§ TASK PROMPT:
Nothing in the records may be altered; repeat them exactly.

(INPUT DATA Opens)

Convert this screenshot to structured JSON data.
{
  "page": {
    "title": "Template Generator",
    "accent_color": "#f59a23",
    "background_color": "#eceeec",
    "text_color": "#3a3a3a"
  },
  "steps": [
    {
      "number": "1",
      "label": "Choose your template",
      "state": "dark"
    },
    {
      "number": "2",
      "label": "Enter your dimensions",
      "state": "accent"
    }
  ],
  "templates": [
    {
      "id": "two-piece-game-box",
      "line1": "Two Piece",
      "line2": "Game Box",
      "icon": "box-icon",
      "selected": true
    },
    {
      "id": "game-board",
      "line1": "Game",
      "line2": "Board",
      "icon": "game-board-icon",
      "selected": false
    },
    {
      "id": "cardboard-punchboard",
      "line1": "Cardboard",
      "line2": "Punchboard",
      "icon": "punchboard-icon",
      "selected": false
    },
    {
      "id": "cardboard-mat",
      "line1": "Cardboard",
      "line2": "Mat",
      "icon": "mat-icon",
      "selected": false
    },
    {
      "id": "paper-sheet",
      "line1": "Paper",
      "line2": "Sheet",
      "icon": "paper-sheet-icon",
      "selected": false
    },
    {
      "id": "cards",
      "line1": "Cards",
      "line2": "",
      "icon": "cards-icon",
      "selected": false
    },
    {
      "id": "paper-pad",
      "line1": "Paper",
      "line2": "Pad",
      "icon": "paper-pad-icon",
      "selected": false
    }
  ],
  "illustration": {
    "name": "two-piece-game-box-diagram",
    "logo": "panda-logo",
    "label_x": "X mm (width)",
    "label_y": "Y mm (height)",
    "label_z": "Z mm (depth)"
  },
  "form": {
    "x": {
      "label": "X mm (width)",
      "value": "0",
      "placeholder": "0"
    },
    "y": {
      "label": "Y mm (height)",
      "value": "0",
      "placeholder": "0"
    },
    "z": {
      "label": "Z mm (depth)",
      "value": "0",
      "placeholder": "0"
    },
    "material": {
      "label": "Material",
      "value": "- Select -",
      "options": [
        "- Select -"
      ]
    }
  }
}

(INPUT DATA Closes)

§ THE ANSWER:
Convert this screenshot to structured JSON data.
{
  "page": {
    "title": "Template Generator",
    "accent_color": "#f59a23",
    "background_color": "#eceeec",
    "text_color": "#3a3a3a"
  },
  "steps": [
    {
      "number": "1",
      "label": "Choose your template",
      "state": "dark"
    },
    {
      "number": "2",
      "label": "Enter your dimensions",
      "state": "accent"
    }
  ],
  "templates": [
    {
      "id": "two-piece-game-box",
      "line1": "Two Piece",
      "line2": "Game Box",
      "icon": "box-icon",
      "selected": true
    },
    {
      "id": "game-board",
      "line1": "Game",
      "line2": "Board",
      "icon": "game-board-icon",
      "selected": false
    },
    {
      "id": "cardboard-punchboard",
      "line1": "Cardboard",
      "line2": "Punchboard",
      "icon": "punchboard-icon",
      "selected": false
    },
    {
      "id": "cardboard-mat",
      "line1": "Cardboard",
      "line2": "Mat",
      "icon": "mat-icon",
      "selected": false
    },
    {
      "id": "paper-sheet",
      "line1": "Paper",
      "line2": "Sheet",
      "icon": "paper-sheet-icon",
      "selected": false
    },
    {
      "id": "cards",
      "line1": "Cards",
      "line2": "",
      "icon": "cards-icon",
      "selected": false
    },
    {
      "id": "paper-pad",
      "line1": "Paper",
      "line2": "Pad",
      "icon": "paper-pad-icon",
      "selected": false
    }
  ],
  "illustration": {
    "name": "two-piece-game-box-diagram",
    "logo": "panda-logo",
    "label_x": "X mm (width)",
    "label_y": "Y mm (height)",
    "label_z": "Z mm (depth)"
  },
  "form": {
    "x": {
      "label": "X mm (width)",
      "value": "0",
      "placeholder": "0"
    },
    "y": {
      "label": "Y mm (height)",
      "value": "0",
      "placeholder": "0"
    },
    "z": {
      "label": "Z mm (depth)",
      "value": "0",
      "placeholder": "0"
    },
    "material": {
      "label": "Material",
      "value": "- Select -",
      "options": [
        "- Select -"
      ]
    }
  }
}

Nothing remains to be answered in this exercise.